The “now-filthy” kitchen, not “the filthy kitchen”; “murky water,” not water. How they shift the meaning; how they tell us what’s changed.
Howard’s method is to use detail upon detail about inside spaces to reveal character, to define relationships among family members, to indicate sturdiness in the face of disparagement, to show the consequence of the space her parents inhabit because of aging and illness in late life.
What a simple, effective technique to use. But I must say that describing inside spaces and using them to reveal character doesn’t just happen in our work. I’ve found that to “see” where I’ve lived in the past, to “get” just that detail that reveals something about my characters, I must engage in an imaginative form of time travel.
I must sit myself down on the floor of the tenement where I lived with my mother when I was a toddler and I must scan the room. What do I see?
There’s the portrait of my father in his Navy uniform on a counter in the corner of the kitchen that dominates the room. Next to it, on the wall, is the chalk board where my mother teaches me words, where she writes the messages she has me dictate to my father. On the counter, too, is the globe my mother used to spin round as she showed me where, in that vast expanse of the Pacific Ocean, my father was during World War II. There’s the rocking chair in the corner of the room by the window that faced the courtyard (think grubby and small, not elegant and spacious), the rocking chair where my mother would read to me, but where she would pen her letters to my father after she put me to bed, where she would cry and cry and cry. There, in the corner was the stove, a coal stove, that required my mother to go down to the basement to get coal, that required her to shovel out the ashes after the coal burned down, that stove that provided the only heat in the house. There’s the kitchen table, over which my mother threw a blanket to make a little space for me to play in – she’d plug in a light, and put it underneath the table so that I could “read” my books and play with my doll. There it is, in memory, that most important space of all for me, that place under the table, that safe space that my mother made me that no doubt helped me survive the war. And there’s the door, the glass-paned door, through which my father will walk at the end of the war when everything changes for me.

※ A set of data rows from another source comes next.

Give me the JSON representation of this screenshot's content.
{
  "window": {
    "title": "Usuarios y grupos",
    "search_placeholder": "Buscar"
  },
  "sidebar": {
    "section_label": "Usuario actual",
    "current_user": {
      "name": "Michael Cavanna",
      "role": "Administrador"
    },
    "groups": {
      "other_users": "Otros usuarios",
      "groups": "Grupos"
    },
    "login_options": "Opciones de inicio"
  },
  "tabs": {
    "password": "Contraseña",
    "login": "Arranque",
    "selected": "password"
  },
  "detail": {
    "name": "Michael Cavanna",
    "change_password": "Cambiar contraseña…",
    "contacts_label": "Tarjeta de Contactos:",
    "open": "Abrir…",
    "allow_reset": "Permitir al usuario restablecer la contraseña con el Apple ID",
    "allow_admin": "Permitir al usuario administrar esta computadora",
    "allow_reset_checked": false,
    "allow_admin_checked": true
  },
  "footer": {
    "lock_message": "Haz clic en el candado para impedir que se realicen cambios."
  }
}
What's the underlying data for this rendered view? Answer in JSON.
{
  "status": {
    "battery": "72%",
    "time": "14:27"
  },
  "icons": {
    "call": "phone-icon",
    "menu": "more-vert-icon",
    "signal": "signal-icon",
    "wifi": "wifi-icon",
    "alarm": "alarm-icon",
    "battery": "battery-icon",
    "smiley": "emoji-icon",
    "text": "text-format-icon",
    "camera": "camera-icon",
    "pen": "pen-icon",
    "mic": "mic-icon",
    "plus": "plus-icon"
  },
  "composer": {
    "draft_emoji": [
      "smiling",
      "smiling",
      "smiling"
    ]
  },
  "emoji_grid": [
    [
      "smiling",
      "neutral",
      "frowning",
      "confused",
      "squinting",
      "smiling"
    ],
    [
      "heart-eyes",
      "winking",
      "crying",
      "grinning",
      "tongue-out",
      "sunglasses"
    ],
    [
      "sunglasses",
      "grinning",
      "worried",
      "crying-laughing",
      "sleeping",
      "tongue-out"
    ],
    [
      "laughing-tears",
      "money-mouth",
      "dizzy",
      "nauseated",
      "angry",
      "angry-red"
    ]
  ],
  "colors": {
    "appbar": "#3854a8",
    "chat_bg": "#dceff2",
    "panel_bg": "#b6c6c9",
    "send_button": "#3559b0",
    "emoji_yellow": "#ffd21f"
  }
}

None of us has inhabited just any room. Each of us has inhabited once inhabited a room that’s – dare I say it – a totemic space, a sacred space. It’s our job as memoirists to find the details of the rooms we’ve inhabited that signify. There can be a few of them – recliners on opposite sides of the room; the grate over a heating vent. Or there can be many – Howard’s brother’s room.
Remember that where we were has become a part of who we are. Let’s show our readers the stuff of our lives, and in so doing, we can show our readers the deep and profound significance of the rooms of our lives.